____ Available records
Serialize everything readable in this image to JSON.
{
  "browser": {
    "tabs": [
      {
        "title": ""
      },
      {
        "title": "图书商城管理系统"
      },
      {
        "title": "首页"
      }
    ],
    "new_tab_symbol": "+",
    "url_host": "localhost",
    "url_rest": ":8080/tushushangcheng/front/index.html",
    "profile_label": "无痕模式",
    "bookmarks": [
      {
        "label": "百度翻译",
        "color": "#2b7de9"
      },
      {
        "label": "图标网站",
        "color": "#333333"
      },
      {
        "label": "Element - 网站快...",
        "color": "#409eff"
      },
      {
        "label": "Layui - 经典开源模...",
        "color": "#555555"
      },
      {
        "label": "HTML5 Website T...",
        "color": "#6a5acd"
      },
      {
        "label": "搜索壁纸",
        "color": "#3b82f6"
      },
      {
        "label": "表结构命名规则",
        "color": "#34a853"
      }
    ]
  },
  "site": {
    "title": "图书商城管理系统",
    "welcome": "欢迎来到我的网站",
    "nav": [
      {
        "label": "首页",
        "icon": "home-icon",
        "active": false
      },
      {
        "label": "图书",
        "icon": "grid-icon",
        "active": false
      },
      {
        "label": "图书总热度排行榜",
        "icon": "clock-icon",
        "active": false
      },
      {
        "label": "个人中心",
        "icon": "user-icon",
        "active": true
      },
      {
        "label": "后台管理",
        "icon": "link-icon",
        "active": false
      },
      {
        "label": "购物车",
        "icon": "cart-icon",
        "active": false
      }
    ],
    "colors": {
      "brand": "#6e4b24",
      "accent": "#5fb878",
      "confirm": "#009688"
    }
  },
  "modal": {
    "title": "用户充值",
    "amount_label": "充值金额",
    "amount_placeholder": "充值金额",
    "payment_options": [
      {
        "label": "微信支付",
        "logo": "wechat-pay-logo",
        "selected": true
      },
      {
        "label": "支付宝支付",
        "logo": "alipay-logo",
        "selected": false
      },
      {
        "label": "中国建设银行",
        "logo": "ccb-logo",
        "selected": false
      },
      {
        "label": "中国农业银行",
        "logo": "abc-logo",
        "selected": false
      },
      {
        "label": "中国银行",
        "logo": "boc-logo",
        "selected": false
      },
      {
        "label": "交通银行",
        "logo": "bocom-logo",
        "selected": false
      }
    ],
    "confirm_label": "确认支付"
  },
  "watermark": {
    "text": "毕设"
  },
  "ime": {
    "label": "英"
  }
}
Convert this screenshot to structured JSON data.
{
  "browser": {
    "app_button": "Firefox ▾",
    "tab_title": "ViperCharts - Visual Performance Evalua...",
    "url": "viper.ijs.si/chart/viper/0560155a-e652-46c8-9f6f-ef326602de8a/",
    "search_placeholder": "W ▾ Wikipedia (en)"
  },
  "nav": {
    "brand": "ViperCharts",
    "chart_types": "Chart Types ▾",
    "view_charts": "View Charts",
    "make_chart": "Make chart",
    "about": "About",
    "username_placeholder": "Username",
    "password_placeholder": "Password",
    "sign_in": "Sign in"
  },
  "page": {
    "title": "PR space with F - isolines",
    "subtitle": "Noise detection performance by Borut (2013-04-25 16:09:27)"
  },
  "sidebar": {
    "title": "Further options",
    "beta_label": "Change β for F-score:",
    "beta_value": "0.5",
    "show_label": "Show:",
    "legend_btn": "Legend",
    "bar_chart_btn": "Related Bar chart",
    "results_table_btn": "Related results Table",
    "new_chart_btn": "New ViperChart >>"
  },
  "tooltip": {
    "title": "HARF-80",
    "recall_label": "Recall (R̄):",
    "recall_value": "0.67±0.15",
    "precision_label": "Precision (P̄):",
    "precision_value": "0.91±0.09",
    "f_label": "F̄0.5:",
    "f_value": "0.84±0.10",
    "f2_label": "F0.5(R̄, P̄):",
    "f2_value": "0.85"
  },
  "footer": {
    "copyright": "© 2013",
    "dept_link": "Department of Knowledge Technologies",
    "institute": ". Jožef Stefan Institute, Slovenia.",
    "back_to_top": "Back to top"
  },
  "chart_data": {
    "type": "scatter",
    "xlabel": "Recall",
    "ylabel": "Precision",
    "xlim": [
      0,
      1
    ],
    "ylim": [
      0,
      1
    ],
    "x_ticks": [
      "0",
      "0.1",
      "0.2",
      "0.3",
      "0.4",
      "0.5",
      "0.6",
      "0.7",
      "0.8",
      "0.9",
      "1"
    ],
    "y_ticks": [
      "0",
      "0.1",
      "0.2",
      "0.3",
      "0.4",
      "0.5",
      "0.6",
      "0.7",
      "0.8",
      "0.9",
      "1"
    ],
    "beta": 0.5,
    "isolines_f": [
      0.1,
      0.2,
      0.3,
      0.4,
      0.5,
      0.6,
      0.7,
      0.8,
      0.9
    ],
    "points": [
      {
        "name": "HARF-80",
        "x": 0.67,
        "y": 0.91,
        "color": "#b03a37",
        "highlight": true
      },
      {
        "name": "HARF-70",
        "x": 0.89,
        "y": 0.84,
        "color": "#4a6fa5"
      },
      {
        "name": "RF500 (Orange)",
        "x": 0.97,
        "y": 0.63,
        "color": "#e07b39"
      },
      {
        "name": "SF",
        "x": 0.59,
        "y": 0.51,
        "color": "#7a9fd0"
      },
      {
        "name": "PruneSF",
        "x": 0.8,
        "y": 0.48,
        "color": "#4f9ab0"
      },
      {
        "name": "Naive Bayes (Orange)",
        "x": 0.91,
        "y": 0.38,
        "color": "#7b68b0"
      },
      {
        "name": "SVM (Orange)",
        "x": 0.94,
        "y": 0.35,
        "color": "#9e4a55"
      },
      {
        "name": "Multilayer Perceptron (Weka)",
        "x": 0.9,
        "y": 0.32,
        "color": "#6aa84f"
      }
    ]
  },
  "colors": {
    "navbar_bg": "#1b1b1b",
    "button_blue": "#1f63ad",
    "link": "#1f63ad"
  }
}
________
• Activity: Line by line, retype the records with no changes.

• Answer space:
Serialize everything readable in this image to JSON.
{
  "browser": {
    "tabs": [
      {
        "title": ""
      },
      {
        "title": "图书商城管理系统"
      },
      {
        "title": "首页"
      }
    ],
    "new_tab_symbol": "+",
    "url_host": "localhost",
    "url_rest": ":8080/tushushangcheng/front/index.html",
    "profile_label": "无痕模式",
    "bookmarks": [
      {
        "label": "百度翻译",
        "color": "#2b7de9"
      },
      {
        "label": "图标网站",
        "color": "#333333"
      },
      {
        "label": "Element - 网站快...",
        "color": "#409eff"
      },
      {
        "label": "Layui - 经典开源模...",
        "color": "#555555"
      },
      {
        "label": "HTML5 Website T...",
        "color": "#6a5acd"
      },
      {
        "label": "搜索壁纸",
        "color": "#3b82f6"
      },
      {
        "label": "表结构命名规则",
        "color": "#34a853"
      }
    ]
  },
  "site": {
    "title": "图书商城管理系统",
    "welcome": "欢迎来到我的网站",
    "nav": [
      {
        "label": "首页",
        "icon": "home-icon",
        "active": false
      },
      {
        "label": "图书",
        "icon": "grid-icon",
        "active": false
      },
      {
        "label": "图书总热度排行榜",
        "icon": "clock-icon",
        "active": false
      },
      {
        "label": "个人中心",
        "icon": "user-icon",
        "active": true
      },
      {
        "label": "后台管理",
        "icon": "link-icon",
        "active": false
      },
      {
        "label": "购物车",
        "icon": "cart-icon",
        "active": false
      }
    ],
    "colors": {
      "brand": "#6e4b24",
      "accent": "#5fb878",
      "confirm": "#009688"
    }
  },
  "modal": {
    "title": "用户充值",
    "amount_label": "充值金额",
    "amount_placeholder": "充值金额",
    "payment_options": [
      {
        "label": "微信支付",
        "logo": "wechat-pay-logo",
        "selected": true
      },
      {
        "label": "支付宝支付",
        "logo": "alipay-logo",
        "selected": false
      },
      {
        "label": "中国建设银行",
        "logo": "ccb-logo",
        "selected": false
      },
      {
        "label": "中国农业银行",
        "logo": "abc-logo",
        "selected": false
      },
      {
        "label": "中国银行",
        "logo": "boc-logo",
        "selected": false
      },
      {
        "label": "交通银行",
        "logo": "bocom-logo",
        "selected": false
      }
    ],
    "confirm_label": "确认支付"
  },
  "watermark": {
    "text": "毕设"
  },
  "ime": {
    "label": "英"
  }
}
Convert this screenshot to structured JSON data.
{
  "browser": {
    "app_button": "Firefox ▾",
    "tab_title": "ViperCharts - Visual Performance Evalua...",
    "url": "viper.ijs.si/chart/viper/0560155a-e652-46c8-9f6f-ef326602de8a/",
    "search_placeholder": "W ▾ Wikipedia (en)"
  },
  "nav": {
    "brand": "ViperCharts",
    "chart_types": "Chart Types ▾",
    "view_charts": "View Charts",
    "make_chart": "Make chart",
    "about": "About",
    "username_placeholder": "Username",
    "password_placeholder": "Password",
    "sign_in": "Sign in"
  },
  "page": {
    "title": "PR space with F - isolines",
    "subtitle": "Noise detection performance by Borut (2013-04-25 16:09:27)"
  },
  "sidebar": {
    "title": "Further options",
    "beta_label": "Change β for F-score:",
    "beta_value": "0.5",
    "show_label": "Show:",
    "legend_btn": "Legend",
    "bar_chart_btn": "Related Bar chart",
    "results_table_btn": "Related results Table",
    "new_chart_btn": "New ViperChart >>"
  },
  "tooltip": {
    "title": "HARF-80",
    "recall_label": "Recall (R̄):",
    "recall_value": "0.67±0.15",
    "precision_label": "Precision (P̄):",
    "precision_value": "0.91±0.09",
    "f_label": "F̄0.5:",
    "f_value": "0.84±0.10",
    "f2_label": "F0.5(R̄, P̄):",
    "f2_value": "0.85"
  },
  "footer": {
    "copyright": "© 2013",
    "dept_link": "Department of Knowledge Technologies",
    "institute": ". Jožef Stefan Institute, Slovenia.",
    "back_to_top": "Back to top"
  },
  "chart_data": {
    "type": "scatter",
    "xlabel": "Recall",
    "ylabel": "Precision",
    "xlim": [
      0,
      1
    ],
    "ylim": [
      0,
      1
    ],
    "x_ticks": [
      "0",
      "0.1",
      "0.2",
      "0.3",
      "0.4",
      "0.5",
      "0.6",
      "0.7",
      "0.8",
      "0.9",
      "1"
    ],
    "y_ticks": [
      "0",
      "0.1",
      "0.2",
      "0.3",
      "0.4",
      "0.5",
      "0.6",
      "0.7",
      "0.8",
      "0.9",
      "1"
    ],
    "beta": 0.5,
    "isolines_f": [
      0.1,
      0.2,
      0.3,
      0.4,
      0.5,
      0.6,
      0.7,
      0.8,
      0.9
    ],
    "points": [
      {
        "name": "HARF-80",
        "x": 0.67,
        "y": 0.91,
        "color": "#b03a37",
        "highlight": true
      },
      {
        "name": "HARF-70",
        "x": 0.89,
        "y": 0.84,
        "color": "#4a6fa5"
      },
      {
        "name": "RF500 (Orange)",
        "x": 0.97,
        "y": 0.63,
        "color": "#e07b39"
      },
      {
        "name": "SF",
        "x": 0.59,
        "y": 0.51,
        "color": "#7a9fd0"
      },
      {
        "name": "PruneSF",
        "x": 0.8,
        "y": 0.48,
        "color": "#4f9ab0"
      },
      {
        "name": "Naive Bayes (Orange)",
        "x": 0.91,
        "y": 0.38,
        "color": "#7b68b0"
      },
      {
        "name": "SVM (Orange)",
        "x": 0.94,
        "y": 0.35,
        "color": "#9e4a55"
      },
      {
        "name": "Multilayer Perceptron (Weka)",
        "x": 0.9,
        "y": 0.32,
        "color": "#6aa84f"
      }
    ]
  },
  "colors": {
    "navbar_bg": "#1b1b1b",
    "button_blue": "#1f63ad",
    "link": "#1f63ad"
  }
}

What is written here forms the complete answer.